In other cases, you might combine the collinear predictors into a single predictor by replacing them with their sum or average. For example, if you have a set of items in a questionnaire that all are asking about the same underlying construct, each on a scale from, say, 1 to 5 (e.g., Likert-scale items), you may be able to average them together to produce a single summary variable. If taking this approach, be sure all the items are on the same scale and if they are not then standardize them before summing or averaging. Also, make sure the ordering of responses has the same meaning – sometimes one item is asking about agreement with the underlying construct and another is asking about disagreement, resulting in a low score on one item having the same meaning as a high score on another. If you have items with different response orderings, change some of them until all are in the same direction. For example, you could reverse the ordering of items asking about disagreement (e.g., replace a 1 to 5 scale with scores of 5 to 1) so they match items asking about agreement. While summing or averaging variables may work to reduce collinearity, it is important to also assess whether such a sum is valid using methods such as Cronbach’s alpha and factor analysis (beyond the scope of this text but see, for example, ?psy::cronbach (Falissard 2022) and ?factanal).

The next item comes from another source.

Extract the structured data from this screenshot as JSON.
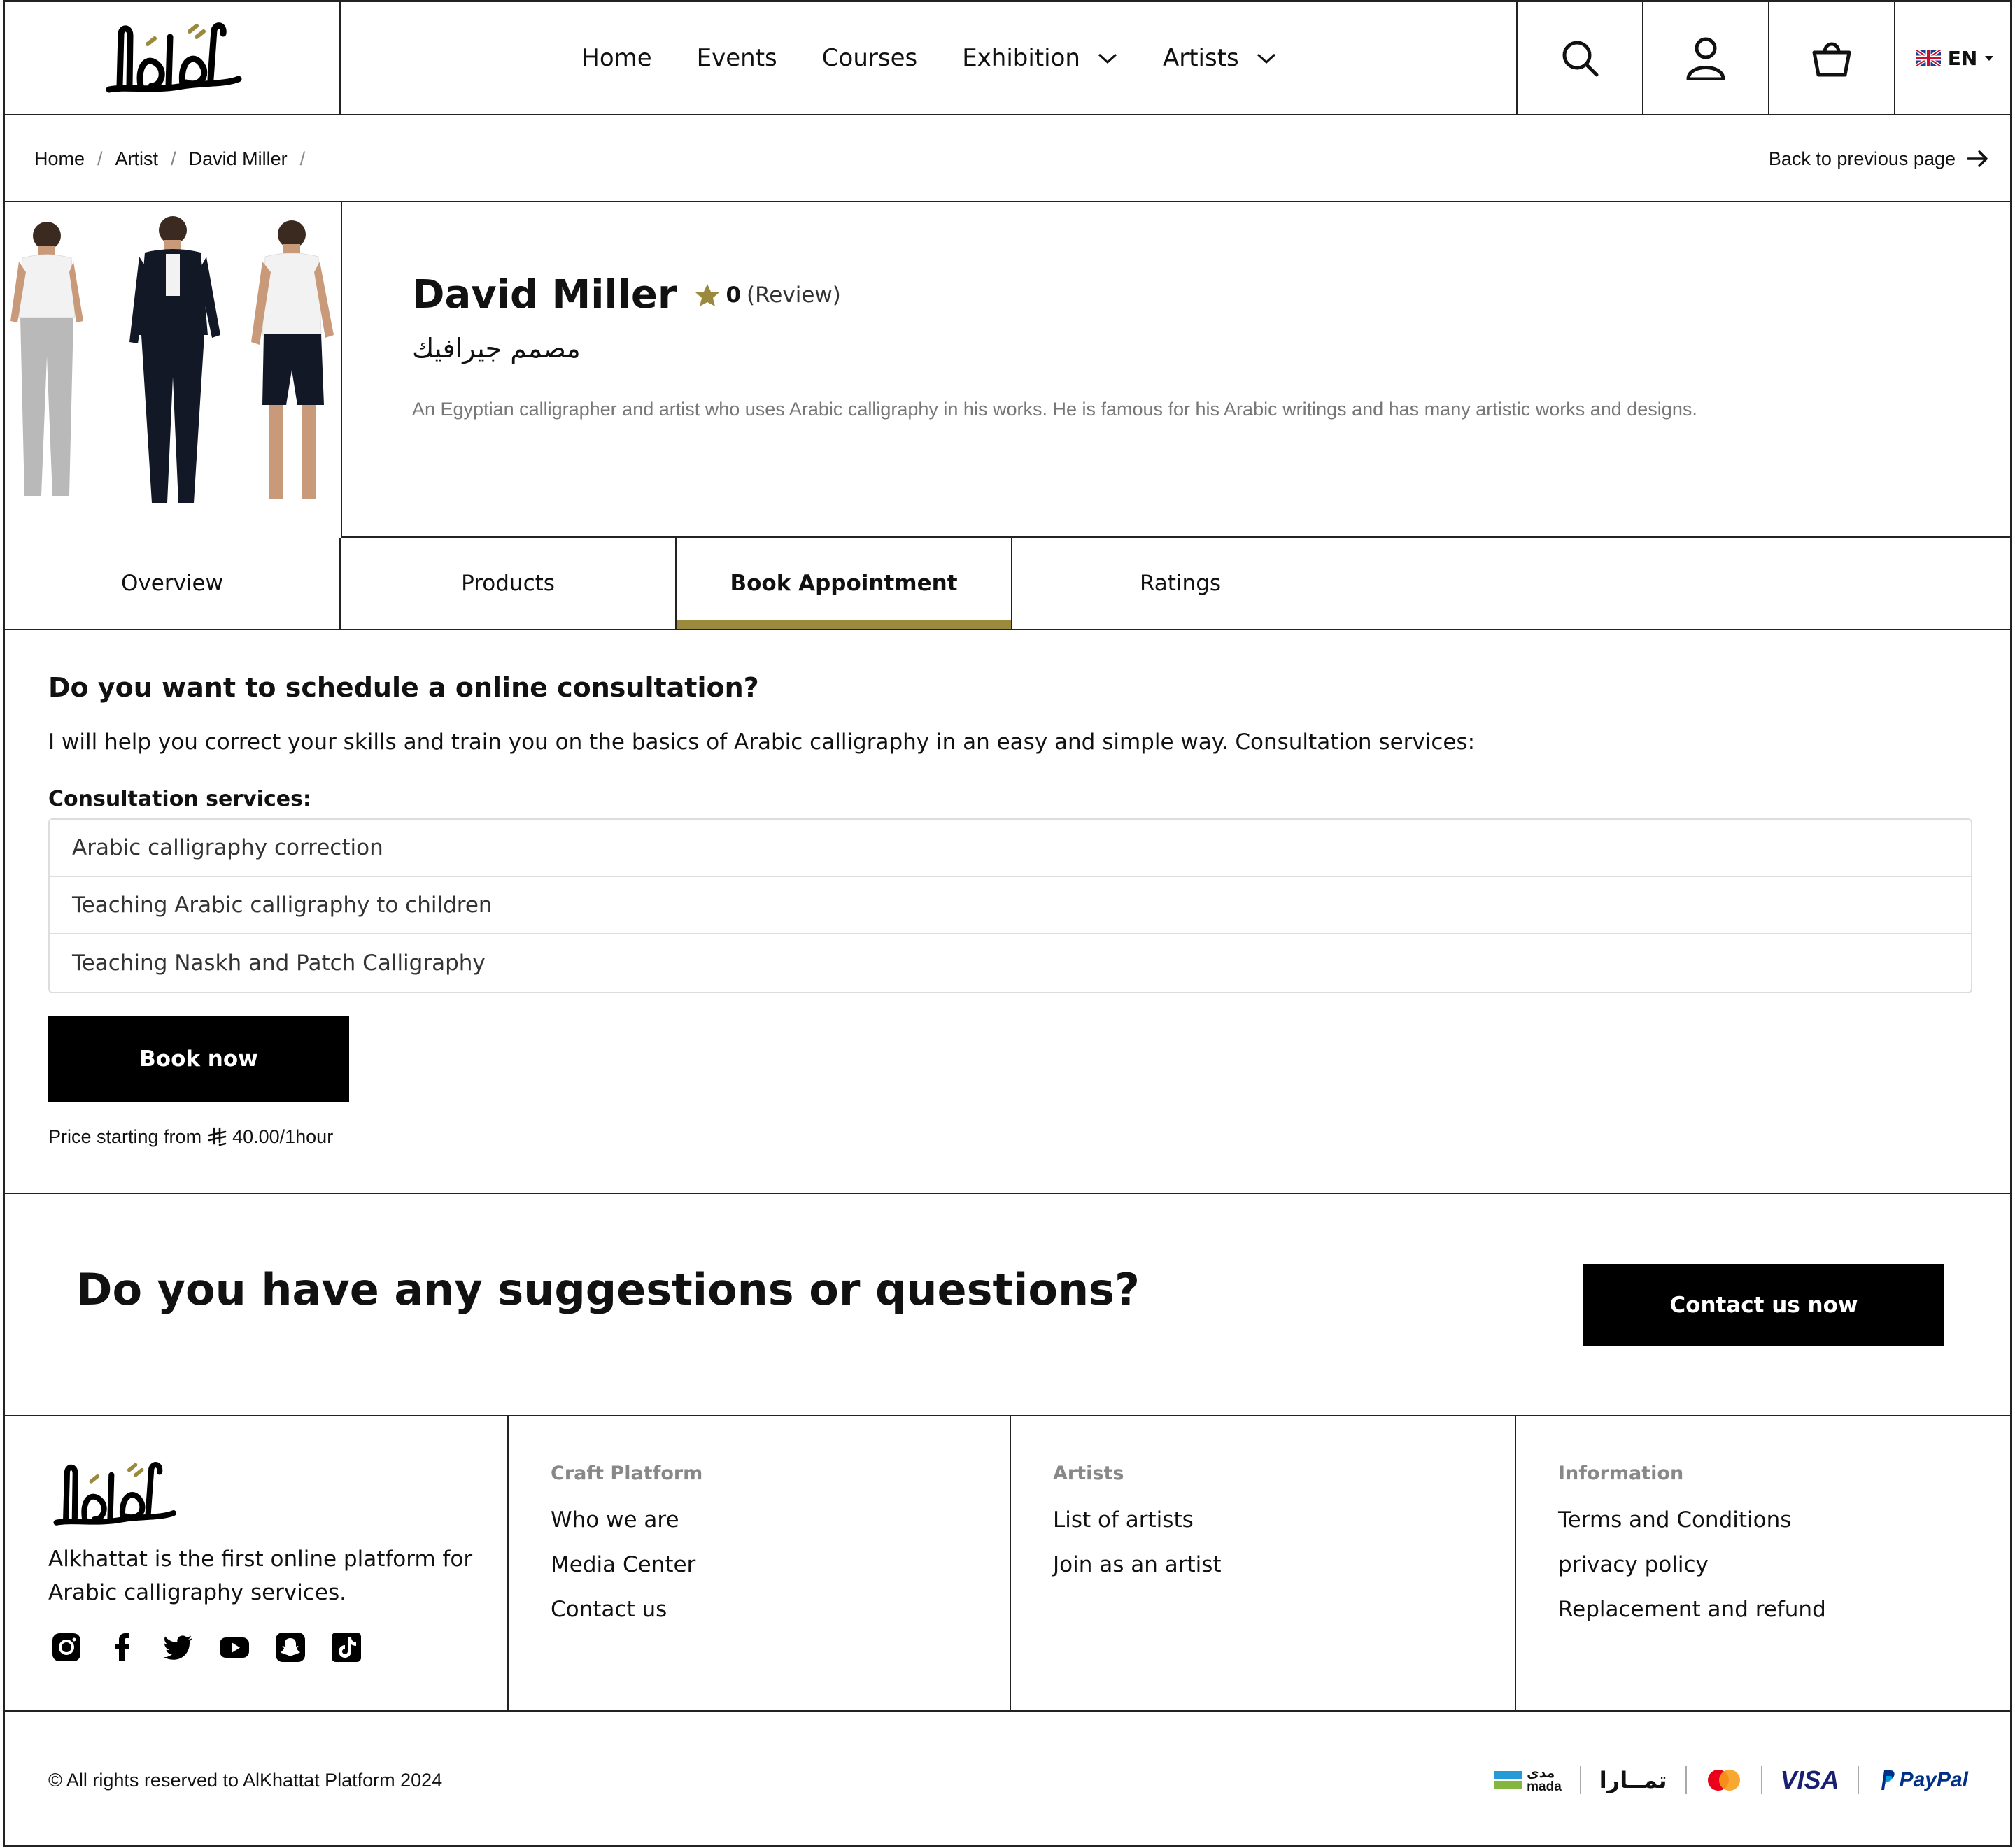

In general, take time to think about how your candidate predictors are related to each other and to the outcome. Are some completely or partially redundant (measuring the same underlying concept)? That will show up in the check for collinearity. Remove or combine predictors in a way that aligns with your analysis goals.


———. 2012. “When Can You Safely Ignore Multicollinearity?” https://statisticalhorizons.com/multicollinearity; Statistical Horizons.
Falissard, Bruno. 2022. Psy: Various Procedures Used in Psychometrics. https://CRAN.R-project.org/package=psy.
Fox, John, and Georges Monette. 1992. “Generalized Collinearity Diagnostics.” Journal of the American Statistical Association 87 (417): 178–83. https://doi.org/10.1080/01621459.1992.10475190.
Fox, John, and Sanford Weisberg. 2019. An R Companion to Applied Regression. 3rd ed. Los Angeles: Sage Publications, Inc.
Fox, John, Sanford Weisberg, and Brad Price. 2022. Car: Companion to Applied Regression. https://CRAN.R-project.org/package=car.
Friedman, Jerome H., Trevor Hastie, and Rob Tibshirani. 2010. “Regularization Paths for Generalized Linear Models via Coordinate Descent.” Journal of Statistical Software 33: 1–22. https://doi.org/10.18637/jss.v033.i01.